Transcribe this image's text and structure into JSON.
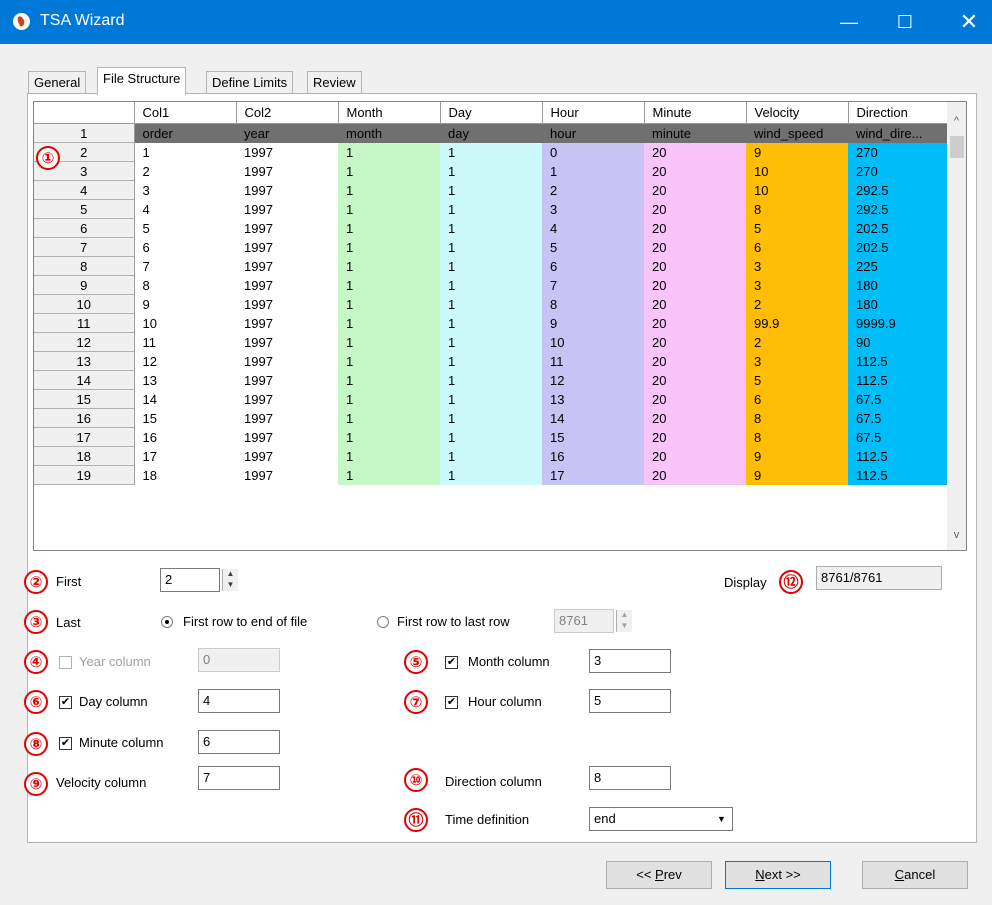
{
  "window": {
    "title": "TSA Wizard",
    "minimize": "—",
    "maximize": "☐",
    "close": "✕"
  },
  "tabs": [
    "General",
    "File Structure",
    "Define Limits",
    "Review"
  ],
  "grid": {
    "columns": [
      "Col1",
      "Col2",
      "Month",
      "Day",
      "Hour",
      "Minute",
      "Velocity",
      "Direction"
    ],
    "column_colors": [
      "#ffffff",
      "#ffffff",
      "#c6f7c6",
      "#ccfafa",
      "#c8c3f5",
      "#f9c4f9",
      "#ffbd05",
      "#00bdf7"
    ],
    "rows": [
      {
        "n": "1",
        "cells": [
          "order",
          "year",
          "month",
          "day",
          "hour",
          "minute",
          "wind_speed",
          "wind_dire..."
        ]
      },
      {
        "n": "2",
        "cells": [
          "1",
          "1997",
          "1",
          "1",
          "0",
          "20",
          "9",
          "270"
        ]
      },
      {
        "n": "3",
        "cells": [
          "2",
          "1997",
          "1",
          "1",
          "1",
          "20",
          "10",
          "270"
        ]
      },
      {
        "n": "4",
        "cells": [
          "3",
          "1997",
          "1",
          "1",
          "2",
          "20",
          "10",
          "292.5"
        ]
      },
      {
        "n": "5",
        "cells": [
          "4",
          "1997",
          "1",
          "1",
          "3",
          "20",
          "8",
          "292.5"
        ]
      },
      {
        "n": "6",
        "cells": [
          "5",
          "1997",
          "1",
          "1",
          "4",
          "20",
          "5",
          "202.5"
        ]
      },
      {
        "n": "7",
        "cells": [
          "6",
          "1997",
          "1",
          "1",
          "5",
          "20",
          "6",
          "202.5"
        ]
      },
      {
        "n": "8",
        "cells": [
          "7",
          "1997",
          "1",
          "1",
          "6",
          "20",
          "3",
          "225"
        ]
      },
      {
        "n": "9",
        "cells": [
          "8",
          "1997",
          "1",
          "1",
          "7",
          "20",
          "3",
          "180"
        ]
      },
      {
        "n": "10",
        "cells": [
          "9",
          "1997",
          "1",
          "1",
          "8",
          "20",
          "2",
          "180"
        ]
      },
      {
        "n": "11",
        "cells": [
          "10",
          "1997",
          "1",
          "1",
          "9",
          "20",
          "99.9",
          "9999.9"
        ]
      },
      {
        "n": "12",
        "cells": [
          "11",
          "1997",
          "1",
          "1",
          "10",
          "20",
          "2",
          "90"
        ]
      },
      {
        "n": "13",
        "cells": [
          "12",
          "1997",
          "1",
          "1",
          "11",
          "20",
          "3",
          "112.5"
        ]
      },
      {
        "n": "14",
        "cells": [
          "13",
          "1997",
          "1",
          "1",
          "12",
          "20",
          "5",
          "112.5"
        ]
      },
      {
        "n": "15",
        "cells": [
          "14",
          "1997",
          "1",
          "1",
          "13",
          "20",
          "6",
          "67.5"
        ]
      },
      {
        "n": "16",
        "cells": [
          "15",
          "1997",
          "1",
          "1",
          "14",
          "20",
          "8",
          "67.5"
        ]
      },
      {
        "n": "17",
        "cells": [
          "16",
          "1997",
          "1",
          "1",
          "15",
          "20",
          "8",
          "67.5"
        ]
      },
      {
        "n": "18",
        "cells": [
          "17",
          "1997",
          "1",
          "1",
          "16",
          "20",
          "9",
          "112.5"
        ]
      },
      {
        "n": "19",
        "cells": [
          "18",
          "1997",
          "1",
          "1",
          "17",
          "20",
          "9",
          "112.5"
        ]
      }
    ],
    "scroll_up": "^",
    "scroll_down": "v"
  },
  "annotations": [
    "①",
    "②",
    "③",
    "④",
    "⑤",
    "⑥",
    "⑦",
    "⑧",
    "⑨",
    "⑩",
    "⑪",
    "⑫"
  ],
  "form": {
    "first_label": "First",
    "first_value": "2",
    "display_label": "Display",
    "display_value": "8761/8761",
    "last_label": "Last",
    "radio_end_label": "First row to end of file",
    "radio_last_label": "First row to last row",
    "last_row_value": "8761",
    "year_label": "Year column",
    "year_value": "0",
    "month_label": "Month column",
    "month_value": "3",
    "day_label": "Day column",
    "day_value": "4",
    "hour_label": "Hour column",
    "hour_value": "5",
    "minute_label": "Minute column",
    "minute_value": "6",
    "velocity_label": "Velocity column",
    "velocity_value": "7",
    "direction_label": "Direction column",
    "direction_value": "8",
    "time_def_label": "Time definition",
    "time_def_value": "end",
    "checkmark": "✔"
  },
  "buttons": {
    "prev_prefix": "<< ",
    "prev_u": "P",
    "prev_rest": "rev",
    "next_u": "N",
    "next_rest": "ext >>",
    "cancel_u": "C",
    "cancel_rest": "ancel"
  }
}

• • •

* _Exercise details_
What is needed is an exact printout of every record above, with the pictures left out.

* _Exercise solution_
Transcribe this image's text and structure into JSON.
{
  "window": {
    "title": "TSA Wizard",
    "minimize": "—",
    "maximize": "☐",
    "close": "✕"
  },
  "tabs": [
    "General",
    "File Structure",
    "Define Limits",
    "Review"
  ],
  "grid": {
    "columns": [
      "Col1",
      "Col2",
      "Month",
      "Day",
      "Hour",
      "Minute",
      "Velocity",
      "Direction"
    ],
    "column_colors": [
      "#ffffff",
      "#ffffff",
      "#c6f7c6",
      "#ccfafa",
      "#c8c3f5",
      "#f9c4f9",
      "#ffbd05",
      "#00bdf7"
    ],
    "rows": [
      {
        "n": "1",
        "cells": [
          "order",
          "year",
          "month",
          "day",
          "hour",
          "minute",
          "wind_speed",
          "wind_dire..."
        ]
      },
      {
        "n": "2",
        "cells": [
          "1",
          "1997",
          "1",
          "1",
          "0",
          "20",
          "9",
          "270"
        ]
      },
      {
        "n": "3",
        "cells": [
          "2",
          "1997",
          "1",
          "1",
          "1",
          "20",
          "10",
          "270"
        ]
      },
      {
        "n": "4",
        "cells": [
          "3",
          "1997",
          "1",
          "1",
          "2",
          "20",
          "10",
          "292.5"
        ]
      },
      {
        "n": "5",
        "cells": [
          "4",
          "1997",
          "1",
          "1",
          "3",
          "20",
          "8",
          "292.5"
        ]
      },
      {
        "n": "6",
        "cells": [
          "5",
          "1997",
          "1",
          "1",
          "4",
          "20",
          "5",
          "202.5"
        ]
      },
      {
        "n": "7",
        "cells": [
          "6",
          "1997",
          "1",
          "1",
          "5",
          "20",
          "6",
          "202.5"
        ]
      },
      {
        "n": "8",
        "cells": [
          "7",
          "1997",
          "1",
          "1",
          "6",
          "20",
          "3",
          "225"
        ]
      },
      {
        "n": "9",
        "cells": [
          "8",
          "1997",
          "1",
          "1",
          "7",
          "20",
          "3",
          "180"
        ]
      },
      {
        "n": "10",
        "cells": [
          "9",
          "1997",
          "1",
          "1",
          "8",
          "20",
          "2",
          "180"
        ]
      },
      {
        "n": "11",
        "cells": [
          "10",
          "1997",
          "1",
          "1",
          "9",
          "20",
          "99.9",
          "9999.9"
        ]
      },
      {
        "n": "12",
        "cells": [
          "11",
          "1997",
          "1",
          "1",
          "10",
          "20",
          "2",
          "90"
        ]
      },
      {
        "n": "13",
        "cells": [
          "12",
          "1997",
          "1",
          "1",
          "11",
          "20",
          "3",
          "112.5"
        ]
      },
      {
        "n": "14",
        "cells": [
          "13",
          "1997",
          "1",
          "1",
          "12",
          "20",
          "5",
          "112.5"
        ]
      },
      {
        "n": "15",
        "cells": [
          "14",
          "1997",
          "1",
          "1",
          "13",
          "20",
          "6",
          "67.5"
        ]
      },
      {
        "n": "16",
        "cells": [
          "15",
          "1997",
          "1",
          "1",
          "14",
          "20",
          "8",
          "67.5"
        ]
      },
      {
        "n": "17",
        "cells": [
          "16",
          "1997",
          "1",
          "1",
          "15",
          "20",
          "8",
          "67.5"
        ]
      },
      {
        "n": "18",
        "cells": [
          "17",
          "1997",
          "1",
          "1",
          "16",
          "20",
          "9",
          "112.5"
        ]
      },
      {
        "n": "19",
        "cells": [
          "18",
          "1997",
          "1",
          "1",
          "17",
          "20",
          "9",
          "112.5"
        ]
      }
    ],
    "scroll_up": "^",
    "scroll_down": "v"
  },
  "annotations": [
    "①",
    "②",
    "③",
    "④",
    "⑤",
    "⑥",
    "⑦",
    "⑧",
    "⑨",
    "⑩",
    "⑪",
    "⑫"
  ],
  "form": {
    "first_label": "First",
    "first_value": "2",
    "display_label": "Display",
    "display_value": "8761/8761",
    "last_label": "Last",
    "radio_end_label": "First row to end of file",
    "radio_last_label": "First row to last row",
    "last_row_value": "8761",
    "year_label": "Year column",
    "year_value": "0",
    "month_label": "Month column",
    "month_value": "3",
    "day_label": "Day column",
    "day_value": "4",
    "hour_label": "Hour column",
    "hour_value": "5",
    "minute_label": "Minute column",
    "minute_value": "6",
    "velocity_label": "Velocity column",
    "velocity_value": "7",
    "direction_label": "Direction column",
    "direction_value": "8",
    "time_def_label": "Time definition",
    "time_def_value": "end",
    "checkmark": "✔"
  },
  "buttons": {
    "prev_prefix": "<< ",
    "prev_u": "P",
    "prev_rest": "rev",
    "next_u": "N",
    "next_rest": "ext >>",
    "cancel_u": "C",
    "cancel_rest": "ancel"
  }
}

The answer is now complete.